some of us need to engage with feminist theory
so we can ground it in our community activist work
our creative works
our personal relationships
for our families, communities and histories
for our own fucking deserved peace of minds
maybe we need to know how to make sense of oppression
because we’re so heartbroken we don’t want to end up being locked away in psychiatric institutions
or in a hospital overdosed on pills, getting our stomachs pumped
because we don’t know WHY all this shit is constantly driving us CRAZY (Tagore, 40)

Powerful. I want to think more about how this passage resonates with my own experiences and my own increased resistance to the academy and academic thinking/theorizing. But for now, I want to put it beside another passage that I’ve just started writing about, bell hooks eloquent description of the healing power of theory in Theory as Liberatory Practice:

I found a place of sanctuary in “theorizing,” in making sense out of what was happening. I found a place where I could imagine possible futures, a place where life could be lived differently. This “lived” experience of critical thinking, of reflection and analysis, became a place where I I worked at explaining the hurt and making it go away. Fundamentally, I learned from this experience that theory could be a healing place (61).

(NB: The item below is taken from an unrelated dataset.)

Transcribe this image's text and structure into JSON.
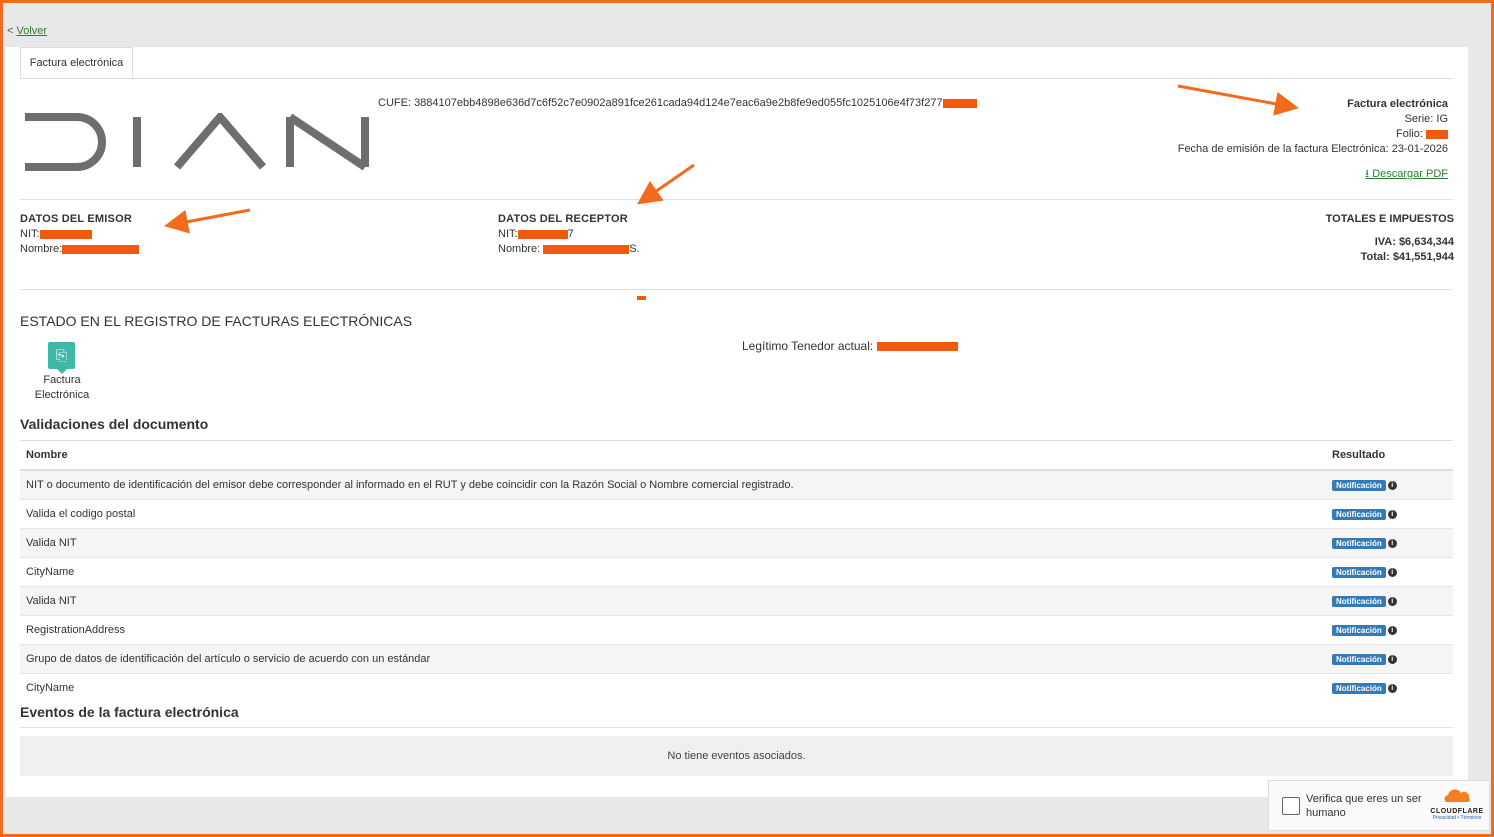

When taken together, these two passages make me wonder:

what is (your) theory for?